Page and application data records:
▼
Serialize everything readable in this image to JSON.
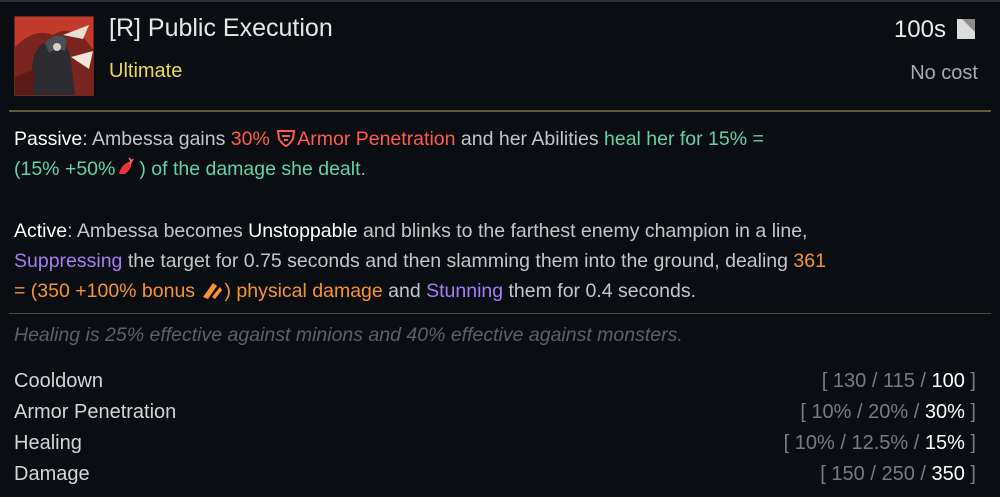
{
  "header": {
    "title": "[R] Public Execution",
    "subtitle": "Ultimate",
    "cooldown": "100s",
    "cost": "No cost"
  },
  "passive": {
    "label": "Passive",
    "t1": ": Ambessa gains ",
    "armor_pct": "30%",
    "armor_pen": "Armor Penetration",
    "t2": " and her Abilities ",
    "heal_text": "heal her for 15% =",
    "heal_formula": "(15% +50%",
    "heal_end": ") of the damage she dealt."
  },
  "active": {
    "label": "Active",
    "t1": ": Ambessa becomes ",
    "unstoppable": "Unstoppable",
    "t2": " and blinks to the farthest enemy champion in a line,",
    "suppressing": "Suppressing",
    "t3": " the target for 0.75 seconds and then slamming them into the ground, dealing ",
    "dmg_value": "361",
    "dmg_formula": "= (350 +100% bonus ",
    "dmg_end": ") physical damage",
    "t4": " and ",
    "stunning": "Stunning",
    "t5": " them for 0.4 seconds."
  },
  "note": "Healing is 25% effective against minions and 40% effective against monsters.",
  "stats": [
    {
      "name": "Cooldown",
      "values": [
        "130",
        "115",
        "100"
      ],
      "suffix": ""
    },
    {
      "name": "Armor Penetration",
      "values": [
        "10%",
        "20%",
        "30%"
      ],
      "suffix": ""
    },
    {
      "name": "Healing",
      "values": [
        "10%",
        "12.5%",
        "15%"
      ],
      "suffix": ""
    },
    {
      "name": "Damage",
      "values": [
        "150",
        "250",
        "350"
      ],
      "suffix": ""
    }
  ],
  "icons": {
    "portrait": "ambessa-ultimate-portrait",
    "cooldown": "cooldown-icon",
    "armor_pen": "armor-penetration-icon",
    "omnivamp": "omnivamp-icon",
    "bonus_ad": "bonus-attack-damage-icon"
  },
  "colors": {
    "title": "#e6e6e6",
    "subtitle": "#e8d85a",
    "armor_pen": "#ff5a4a",
    "physical": "#f7932f",
    "heal": "#61d2a2",
    "cc": "#a67cf4",
    "divider": "#61583c"
  }
}
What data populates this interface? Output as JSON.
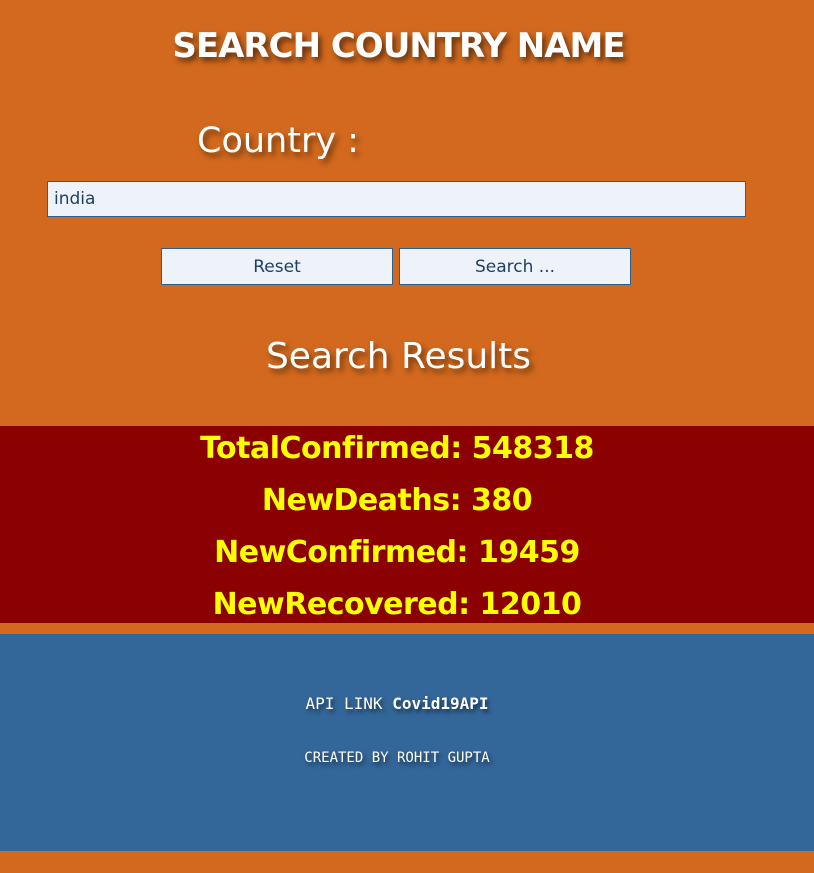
{
  "header": {
    "title": "SEARCH COUNTRY NAME"
  },
  "search": {
    "label": "Country :",
    "value": "india",
    "reset_label": "Reset",
    "search_label": "Search ..."
  },
  "results": {
    "title": "Search Results",
    "lines": [
      "TotalConfirmed: 548318",
      "NewDeaths: 380",
      "NewConfirmed: 19459",
      "NewRecovered: 12010"
    ]
  },
  "footer": {
    "api_prefix": "API LINK",
    "api_link_text": "Covid19API",
    "credit": "CREATED BY ROHIT GUPTA"
  },
  "colors": {
    "page_background": "#d2691e",
    "results_background": "#8b0000",
    "results_text": "#ffff00",
    "footer_background": "#336699"
  }
}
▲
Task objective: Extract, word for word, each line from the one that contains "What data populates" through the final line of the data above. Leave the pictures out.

Problem solution:
What data populates this interface? Output as JSON.
{
  "header": {
    "title": "SEARCH COUNTRY NAME"
  },
  "search": {
    "label": "Country :",
    "value": "india",
    "reset_label": "Reset",
    "search_label": "Search ..."
  },
  "results": {
    "title": "Search Results",
    "lines": [
      "TotalConfirmed: 548318",
      "NewDeaths: 380",
      "NewConfirmed: 19459",
      "NewRecovered: 12010"
    ]
  },
  "footer": {
    "api_prefix": "API LINK",
    "api_link_text": "Covid19API",
    "credit": "CREATED BY ROHIT GUPTA"
  },
  "colors": {
    "page_background": "#d2691e",
    "results_background": "#8b0000",
    "results_text": "#ffff00",
    "footer_background": "#336699"
  }
}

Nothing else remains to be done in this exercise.